Work out how many lines of the records hold the string "JSON", and reply with that number alone.

Dataset rows describing interfaces:
++++++++++

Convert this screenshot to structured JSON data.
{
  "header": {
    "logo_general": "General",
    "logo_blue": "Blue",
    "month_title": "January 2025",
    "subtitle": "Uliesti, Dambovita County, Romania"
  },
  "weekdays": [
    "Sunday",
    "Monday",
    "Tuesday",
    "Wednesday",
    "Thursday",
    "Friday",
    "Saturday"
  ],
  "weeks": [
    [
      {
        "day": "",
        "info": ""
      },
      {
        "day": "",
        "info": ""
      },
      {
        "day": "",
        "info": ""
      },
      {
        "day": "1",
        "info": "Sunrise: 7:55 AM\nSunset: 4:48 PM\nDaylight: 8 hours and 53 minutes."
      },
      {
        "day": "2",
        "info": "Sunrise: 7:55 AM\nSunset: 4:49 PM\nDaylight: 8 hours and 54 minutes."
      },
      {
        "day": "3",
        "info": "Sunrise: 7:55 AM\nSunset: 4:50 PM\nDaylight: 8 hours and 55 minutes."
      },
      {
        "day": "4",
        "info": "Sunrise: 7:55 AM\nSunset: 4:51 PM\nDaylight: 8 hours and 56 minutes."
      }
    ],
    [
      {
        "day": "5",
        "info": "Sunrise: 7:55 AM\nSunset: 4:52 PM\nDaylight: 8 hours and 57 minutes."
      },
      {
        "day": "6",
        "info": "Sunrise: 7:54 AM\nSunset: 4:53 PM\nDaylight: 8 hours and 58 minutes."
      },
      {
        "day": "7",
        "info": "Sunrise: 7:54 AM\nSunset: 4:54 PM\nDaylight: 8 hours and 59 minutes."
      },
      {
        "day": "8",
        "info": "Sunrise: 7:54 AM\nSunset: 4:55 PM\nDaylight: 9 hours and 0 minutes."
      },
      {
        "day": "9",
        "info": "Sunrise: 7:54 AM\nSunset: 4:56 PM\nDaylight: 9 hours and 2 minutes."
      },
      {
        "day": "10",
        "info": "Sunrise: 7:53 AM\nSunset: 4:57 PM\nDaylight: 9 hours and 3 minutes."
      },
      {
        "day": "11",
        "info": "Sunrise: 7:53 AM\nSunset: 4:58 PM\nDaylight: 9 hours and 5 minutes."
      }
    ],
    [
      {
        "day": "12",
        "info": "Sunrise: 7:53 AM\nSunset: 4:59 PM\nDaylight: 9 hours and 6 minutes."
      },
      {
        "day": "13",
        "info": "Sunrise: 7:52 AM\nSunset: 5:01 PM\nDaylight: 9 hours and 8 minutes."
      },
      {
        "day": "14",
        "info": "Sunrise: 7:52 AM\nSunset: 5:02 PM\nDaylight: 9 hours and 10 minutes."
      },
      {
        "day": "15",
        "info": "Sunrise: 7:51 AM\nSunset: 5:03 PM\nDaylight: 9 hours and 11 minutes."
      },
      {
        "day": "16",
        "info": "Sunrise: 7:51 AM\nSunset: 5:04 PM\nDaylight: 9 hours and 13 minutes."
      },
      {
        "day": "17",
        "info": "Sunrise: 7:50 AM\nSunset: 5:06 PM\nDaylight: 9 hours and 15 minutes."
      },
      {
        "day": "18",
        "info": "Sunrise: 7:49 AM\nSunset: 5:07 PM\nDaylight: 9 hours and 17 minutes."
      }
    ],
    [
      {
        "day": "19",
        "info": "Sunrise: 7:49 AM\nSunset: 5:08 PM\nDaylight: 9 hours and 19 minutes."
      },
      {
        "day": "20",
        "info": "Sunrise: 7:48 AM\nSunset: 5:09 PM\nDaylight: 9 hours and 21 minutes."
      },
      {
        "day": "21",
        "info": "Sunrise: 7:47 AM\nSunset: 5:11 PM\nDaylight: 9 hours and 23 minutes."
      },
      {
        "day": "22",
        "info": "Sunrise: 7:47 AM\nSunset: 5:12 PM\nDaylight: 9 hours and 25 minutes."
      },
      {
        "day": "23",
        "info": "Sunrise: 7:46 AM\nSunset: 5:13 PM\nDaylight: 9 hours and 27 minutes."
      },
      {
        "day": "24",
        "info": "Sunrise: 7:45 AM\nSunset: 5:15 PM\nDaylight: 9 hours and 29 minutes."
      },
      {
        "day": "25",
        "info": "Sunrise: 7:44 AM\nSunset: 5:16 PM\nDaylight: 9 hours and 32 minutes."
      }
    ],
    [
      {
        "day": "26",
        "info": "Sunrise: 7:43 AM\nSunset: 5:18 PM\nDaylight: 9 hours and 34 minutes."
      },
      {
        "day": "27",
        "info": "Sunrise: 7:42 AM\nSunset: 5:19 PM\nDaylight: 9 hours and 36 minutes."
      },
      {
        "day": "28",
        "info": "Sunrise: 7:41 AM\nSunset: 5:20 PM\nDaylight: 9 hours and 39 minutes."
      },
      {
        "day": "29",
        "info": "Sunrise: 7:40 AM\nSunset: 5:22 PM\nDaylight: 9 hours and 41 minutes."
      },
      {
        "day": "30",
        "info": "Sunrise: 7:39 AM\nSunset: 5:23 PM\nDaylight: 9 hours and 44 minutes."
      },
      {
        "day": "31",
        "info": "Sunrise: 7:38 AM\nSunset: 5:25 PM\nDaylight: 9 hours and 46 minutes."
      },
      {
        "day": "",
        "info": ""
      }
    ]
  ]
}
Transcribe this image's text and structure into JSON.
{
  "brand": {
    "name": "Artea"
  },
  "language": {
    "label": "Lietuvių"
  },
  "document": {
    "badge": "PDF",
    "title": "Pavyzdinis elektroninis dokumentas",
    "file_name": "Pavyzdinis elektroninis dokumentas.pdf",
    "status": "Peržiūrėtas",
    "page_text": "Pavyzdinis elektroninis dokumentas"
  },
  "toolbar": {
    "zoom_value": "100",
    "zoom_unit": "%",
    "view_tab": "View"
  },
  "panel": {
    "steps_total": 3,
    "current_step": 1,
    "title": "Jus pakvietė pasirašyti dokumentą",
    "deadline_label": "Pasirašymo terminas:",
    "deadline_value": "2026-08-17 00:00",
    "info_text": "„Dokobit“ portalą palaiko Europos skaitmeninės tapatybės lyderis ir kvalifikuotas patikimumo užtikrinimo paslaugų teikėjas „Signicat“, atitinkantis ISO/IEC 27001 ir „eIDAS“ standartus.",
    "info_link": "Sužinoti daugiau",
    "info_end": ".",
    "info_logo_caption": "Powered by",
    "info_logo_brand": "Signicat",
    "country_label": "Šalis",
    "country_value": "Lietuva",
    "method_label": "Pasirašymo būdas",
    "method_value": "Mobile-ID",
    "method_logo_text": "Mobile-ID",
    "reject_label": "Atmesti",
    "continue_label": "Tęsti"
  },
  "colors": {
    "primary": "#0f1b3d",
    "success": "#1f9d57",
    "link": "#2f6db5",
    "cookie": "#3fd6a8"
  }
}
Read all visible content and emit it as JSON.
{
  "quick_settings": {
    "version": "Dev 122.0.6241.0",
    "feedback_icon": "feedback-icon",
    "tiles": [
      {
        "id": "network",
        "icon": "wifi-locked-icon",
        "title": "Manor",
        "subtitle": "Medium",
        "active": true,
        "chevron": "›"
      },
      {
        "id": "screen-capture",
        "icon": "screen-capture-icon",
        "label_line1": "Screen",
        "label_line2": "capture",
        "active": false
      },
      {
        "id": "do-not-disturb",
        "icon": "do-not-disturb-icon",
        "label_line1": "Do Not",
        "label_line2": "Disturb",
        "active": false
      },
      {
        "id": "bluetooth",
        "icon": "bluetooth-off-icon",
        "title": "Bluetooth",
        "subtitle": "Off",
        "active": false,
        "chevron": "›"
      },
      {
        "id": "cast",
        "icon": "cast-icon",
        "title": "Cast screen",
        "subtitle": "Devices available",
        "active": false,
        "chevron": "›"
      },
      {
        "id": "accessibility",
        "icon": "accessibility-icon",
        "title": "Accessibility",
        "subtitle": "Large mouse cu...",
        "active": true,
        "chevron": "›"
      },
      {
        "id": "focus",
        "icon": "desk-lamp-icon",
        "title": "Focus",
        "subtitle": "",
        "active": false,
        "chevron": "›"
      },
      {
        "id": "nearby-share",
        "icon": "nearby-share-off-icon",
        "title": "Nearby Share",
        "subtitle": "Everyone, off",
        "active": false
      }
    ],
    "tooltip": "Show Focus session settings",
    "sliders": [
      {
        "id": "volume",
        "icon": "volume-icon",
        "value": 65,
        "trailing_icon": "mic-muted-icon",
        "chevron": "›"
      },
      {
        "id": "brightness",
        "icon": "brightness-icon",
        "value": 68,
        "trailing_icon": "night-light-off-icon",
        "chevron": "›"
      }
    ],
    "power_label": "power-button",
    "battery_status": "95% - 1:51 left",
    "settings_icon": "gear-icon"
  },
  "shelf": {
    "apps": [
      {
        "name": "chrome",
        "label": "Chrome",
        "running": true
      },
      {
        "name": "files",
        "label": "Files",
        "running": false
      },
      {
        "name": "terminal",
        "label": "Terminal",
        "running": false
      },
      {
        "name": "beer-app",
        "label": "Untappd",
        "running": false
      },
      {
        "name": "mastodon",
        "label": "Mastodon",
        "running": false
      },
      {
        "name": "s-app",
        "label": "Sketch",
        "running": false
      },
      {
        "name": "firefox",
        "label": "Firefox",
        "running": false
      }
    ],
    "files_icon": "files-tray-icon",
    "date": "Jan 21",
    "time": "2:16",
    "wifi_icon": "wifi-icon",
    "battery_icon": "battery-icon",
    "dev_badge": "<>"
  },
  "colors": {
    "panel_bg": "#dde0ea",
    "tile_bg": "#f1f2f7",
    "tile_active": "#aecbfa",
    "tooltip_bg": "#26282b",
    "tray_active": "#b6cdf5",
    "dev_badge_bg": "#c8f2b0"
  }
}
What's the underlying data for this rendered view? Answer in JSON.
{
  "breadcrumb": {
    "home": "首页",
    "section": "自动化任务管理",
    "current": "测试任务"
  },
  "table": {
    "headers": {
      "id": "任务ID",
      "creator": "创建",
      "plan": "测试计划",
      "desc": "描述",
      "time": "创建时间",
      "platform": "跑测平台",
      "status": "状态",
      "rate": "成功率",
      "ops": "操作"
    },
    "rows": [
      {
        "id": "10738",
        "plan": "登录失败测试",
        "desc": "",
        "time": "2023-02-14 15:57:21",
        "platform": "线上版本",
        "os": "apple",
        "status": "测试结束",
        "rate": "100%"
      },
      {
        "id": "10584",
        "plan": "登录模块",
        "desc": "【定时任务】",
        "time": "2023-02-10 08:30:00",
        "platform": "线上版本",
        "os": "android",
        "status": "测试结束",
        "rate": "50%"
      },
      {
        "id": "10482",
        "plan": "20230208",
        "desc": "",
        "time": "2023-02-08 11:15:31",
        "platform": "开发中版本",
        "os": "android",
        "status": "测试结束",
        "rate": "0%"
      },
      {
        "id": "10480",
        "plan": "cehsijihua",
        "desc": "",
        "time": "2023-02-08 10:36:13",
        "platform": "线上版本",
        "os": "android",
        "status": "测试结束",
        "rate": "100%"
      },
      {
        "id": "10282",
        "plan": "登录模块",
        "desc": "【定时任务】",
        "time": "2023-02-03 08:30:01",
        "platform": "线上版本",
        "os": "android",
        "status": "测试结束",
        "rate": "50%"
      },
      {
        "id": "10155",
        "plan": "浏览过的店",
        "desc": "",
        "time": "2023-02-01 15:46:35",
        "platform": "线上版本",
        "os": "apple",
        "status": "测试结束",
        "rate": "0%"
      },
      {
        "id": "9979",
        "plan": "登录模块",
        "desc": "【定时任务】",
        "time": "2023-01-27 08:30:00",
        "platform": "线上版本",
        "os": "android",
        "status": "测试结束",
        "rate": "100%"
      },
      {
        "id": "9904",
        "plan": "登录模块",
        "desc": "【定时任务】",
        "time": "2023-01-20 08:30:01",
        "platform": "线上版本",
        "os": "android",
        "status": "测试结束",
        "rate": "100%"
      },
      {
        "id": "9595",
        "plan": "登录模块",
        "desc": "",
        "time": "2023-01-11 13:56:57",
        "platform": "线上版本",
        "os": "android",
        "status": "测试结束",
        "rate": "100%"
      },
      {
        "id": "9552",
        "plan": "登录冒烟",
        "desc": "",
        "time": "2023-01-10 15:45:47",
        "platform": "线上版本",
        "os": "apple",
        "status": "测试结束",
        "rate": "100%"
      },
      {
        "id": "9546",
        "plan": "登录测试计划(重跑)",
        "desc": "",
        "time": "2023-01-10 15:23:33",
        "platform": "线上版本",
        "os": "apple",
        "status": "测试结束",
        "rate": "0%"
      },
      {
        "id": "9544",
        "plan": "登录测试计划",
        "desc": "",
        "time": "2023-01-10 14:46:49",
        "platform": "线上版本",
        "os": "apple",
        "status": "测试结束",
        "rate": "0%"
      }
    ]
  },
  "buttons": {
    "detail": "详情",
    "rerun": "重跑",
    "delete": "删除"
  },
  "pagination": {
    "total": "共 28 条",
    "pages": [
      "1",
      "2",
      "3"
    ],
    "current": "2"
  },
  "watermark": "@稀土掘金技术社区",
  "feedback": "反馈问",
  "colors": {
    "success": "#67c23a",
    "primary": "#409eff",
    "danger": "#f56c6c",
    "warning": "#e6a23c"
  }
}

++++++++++

### TASK RESULT
4